A great movie, an even better food. These perfectly crispy, salty, soft-and-warm-on-the-inside little guys are so ridiculously good that we’ve been known to make an entire meal out of (more than) a few slices and a salad. If you’re going to eat six of them, either way, why bother with unnecessary distractions, right?
We had to make them again before green tomatoes disappeared for the season. Grab them while you can!
Again, measurements in this recipe aren’t an exact science. We usually figure 4-6 slices per person, depending on tomato and hunger size. Also dependent on tomato size is the amount of buttermilk and dry ingredients. So. Use some discerning eyeballing to estimate how much of each you’ll need for your tomatoes. You can always shake out a bit more or save extra for another day.
– Green tomatoes
– 1 part flour
– 1 part fine cornmeal
– Buttermilk, shaken well before pouring
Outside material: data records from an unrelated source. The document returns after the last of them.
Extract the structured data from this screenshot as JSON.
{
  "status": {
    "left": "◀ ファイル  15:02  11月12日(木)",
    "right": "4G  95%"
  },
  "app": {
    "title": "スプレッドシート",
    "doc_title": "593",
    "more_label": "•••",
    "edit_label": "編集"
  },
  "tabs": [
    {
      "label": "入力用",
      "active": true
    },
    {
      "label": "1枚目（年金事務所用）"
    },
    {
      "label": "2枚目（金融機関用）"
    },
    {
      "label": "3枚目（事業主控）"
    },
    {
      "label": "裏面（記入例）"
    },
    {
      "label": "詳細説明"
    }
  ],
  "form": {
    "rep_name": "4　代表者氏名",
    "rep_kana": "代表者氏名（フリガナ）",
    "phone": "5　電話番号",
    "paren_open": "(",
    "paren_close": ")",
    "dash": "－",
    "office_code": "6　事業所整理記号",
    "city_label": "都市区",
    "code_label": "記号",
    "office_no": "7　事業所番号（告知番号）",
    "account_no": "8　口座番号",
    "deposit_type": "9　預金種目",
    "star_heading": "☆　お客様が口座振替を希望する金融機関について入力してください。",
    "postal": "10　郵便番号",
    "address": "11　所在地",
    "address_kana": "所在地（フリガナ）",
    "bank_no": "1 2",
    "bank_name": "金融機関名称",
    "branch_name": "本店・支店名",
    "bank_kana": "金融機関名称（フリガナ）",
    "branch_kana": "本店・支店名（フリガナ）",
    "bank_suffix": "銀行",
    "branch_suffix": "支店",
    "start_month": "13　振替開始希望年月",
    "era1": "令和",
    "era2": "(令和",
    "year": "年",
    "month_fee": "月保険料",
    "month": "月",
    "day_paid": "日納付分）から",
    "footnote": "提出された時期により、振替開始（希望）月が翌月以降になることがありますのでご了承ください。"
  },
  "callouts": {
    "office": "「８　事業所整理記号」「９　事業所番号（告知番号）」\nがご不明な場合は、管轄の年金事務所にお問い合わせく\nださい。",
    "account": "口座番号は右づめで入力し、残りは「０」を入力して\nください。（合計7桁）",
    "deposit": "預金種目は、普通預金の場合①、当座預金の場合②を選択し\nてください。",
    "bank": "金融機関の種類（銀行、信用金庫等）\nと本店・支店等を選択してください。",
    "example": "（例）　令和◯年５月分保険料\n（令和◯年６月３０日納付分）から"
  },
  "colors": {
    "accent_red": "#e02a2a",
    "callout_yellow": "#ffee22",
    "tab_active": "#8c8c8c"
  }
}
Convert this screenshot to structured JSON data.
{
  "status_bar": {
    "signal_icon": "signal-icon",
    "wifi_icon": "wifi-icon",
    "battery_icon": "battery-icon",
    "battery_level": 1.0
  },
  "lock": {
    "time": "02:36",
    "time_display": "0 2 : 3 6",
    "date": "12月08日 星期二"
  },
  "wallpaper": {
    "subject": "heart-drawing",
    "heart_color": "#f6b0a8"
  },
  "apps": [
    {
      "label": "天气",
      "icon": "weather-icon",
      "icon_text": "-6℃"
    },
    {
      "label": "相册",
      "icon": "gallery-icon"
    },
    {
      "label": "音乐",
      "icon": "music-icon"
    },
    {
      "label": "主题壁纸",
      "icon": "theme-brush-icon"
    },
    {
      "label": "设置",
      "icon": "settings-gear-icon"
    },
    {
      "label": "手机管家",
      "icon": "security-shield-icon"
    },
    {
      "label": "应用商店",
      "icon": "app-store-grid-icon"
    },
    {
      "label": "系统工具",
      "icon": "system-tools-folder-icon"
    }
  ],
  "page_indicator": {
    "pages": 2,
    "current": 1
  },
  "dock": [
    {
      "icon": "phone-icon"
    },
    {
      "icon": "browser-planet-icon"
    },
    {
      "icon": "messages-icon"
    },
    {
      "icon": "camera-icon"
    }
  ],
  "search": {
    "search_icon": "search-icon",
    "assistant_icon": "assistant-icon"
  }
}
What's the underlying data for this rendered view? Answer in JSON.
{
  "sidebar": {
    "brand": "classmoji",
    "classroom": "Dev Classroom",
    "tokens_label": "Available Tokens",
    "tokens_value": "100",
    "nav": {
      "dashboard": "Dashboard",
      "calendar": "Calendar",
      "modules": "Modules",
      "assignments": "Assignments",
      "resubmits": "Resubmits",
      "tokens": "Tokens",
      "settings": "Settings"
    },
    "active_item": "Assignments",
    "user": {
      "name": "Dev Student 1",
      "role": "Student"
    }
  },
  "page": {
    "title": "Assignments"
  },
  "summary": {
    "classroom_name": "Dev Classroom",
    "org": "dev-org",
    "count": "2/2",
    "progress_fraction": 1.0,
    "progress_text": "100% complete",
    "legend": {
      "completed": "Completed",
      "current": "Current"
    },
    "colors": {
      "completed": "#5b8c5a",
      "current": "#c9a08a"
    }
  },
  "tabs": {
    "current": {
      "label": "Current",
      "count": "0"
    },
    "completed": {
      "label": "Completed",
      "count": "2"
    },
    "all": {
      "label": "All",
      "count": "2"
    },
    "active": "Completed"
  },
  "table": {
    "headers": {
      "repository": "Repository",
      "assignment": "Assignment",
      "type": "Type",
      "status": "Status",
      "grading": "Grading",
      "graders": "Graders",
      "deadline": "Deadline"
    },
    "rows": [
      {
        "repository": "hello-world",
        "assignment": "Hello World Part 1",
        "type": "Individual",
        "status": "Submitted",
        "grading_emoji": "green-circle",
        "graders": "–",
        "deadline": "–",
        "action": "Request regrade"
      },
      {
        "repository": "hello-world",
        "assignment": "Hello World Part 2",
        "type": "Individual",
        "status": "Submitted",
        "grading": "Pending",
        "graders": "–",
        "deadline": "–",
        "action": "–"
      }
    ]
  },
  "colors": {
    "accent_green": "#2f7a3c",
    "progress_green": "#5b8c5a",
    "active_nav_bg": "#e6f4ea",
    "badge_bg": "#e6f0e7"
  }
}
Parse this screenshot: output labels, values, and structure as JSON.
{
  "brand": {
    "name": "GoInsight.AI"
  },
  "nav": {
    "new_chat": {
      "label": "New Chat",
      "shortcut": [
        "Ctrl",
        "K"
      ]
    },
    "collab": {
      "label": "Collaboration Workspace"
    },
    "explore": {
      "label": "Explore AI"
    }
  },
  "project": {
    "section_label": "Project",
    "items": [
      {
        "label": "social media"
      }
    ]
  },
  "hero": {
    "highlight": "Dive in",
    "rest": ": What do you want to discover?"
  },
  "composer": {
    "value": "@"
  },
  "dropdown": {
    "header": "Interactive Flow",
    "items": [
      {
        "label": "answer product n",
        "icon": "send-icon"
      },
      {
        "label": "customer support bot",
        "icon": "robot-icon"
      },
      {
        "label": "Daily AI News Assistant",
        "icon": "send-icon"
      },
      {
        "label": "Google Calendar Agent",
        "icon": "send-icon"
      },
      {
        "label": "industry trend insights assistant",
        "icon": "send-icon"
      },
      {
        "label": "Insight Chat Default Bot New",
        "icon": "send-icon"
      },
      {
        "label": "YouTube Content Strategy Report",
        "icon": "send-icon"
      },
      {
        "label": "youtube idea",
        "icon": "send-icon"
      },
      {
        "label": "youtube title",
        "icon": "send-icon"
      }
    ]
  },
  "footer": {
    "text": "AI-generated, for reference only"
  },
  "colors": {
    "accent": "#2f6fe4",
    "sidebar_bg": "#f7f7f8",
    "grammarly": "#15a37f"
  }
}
– Kosher salt or garlic salt (but don’t over-do it since you’ll salt the tomatoes after frying)
– Cayenne pepper (optional)
– Non-olive vegetable oil (such as canola or safflower oil) or peanut oil
– Kosher or sea salt for sprinkling
*Whisk dry ingredients together in a shallow, wide bowl or baking dish.
*Cut your tomatoes into 1/4 inch slices.
*Heat a large, shallow pan over medium heat. When hot, add about a 1/4 inch of oil.
*While oil is heating, dredge tomato slices first in the buttermilk, then in the flour-cornmeal mixture, coating both sides well during each step and gently shaking off excess.
*To tell when the oil is hot enough, sprinkle a pinch of flour into the oil and see if it bubbles. If it does, you’re ready. (Don’t wait too long to try or your oil may be too hot.)
*Fry each tomato until golden brown, flipping once.
*Set finished tomatoes on a paper towel-lined plate and with your sprinkling salt, sprinkle away.
*Eat as soon and often as possible.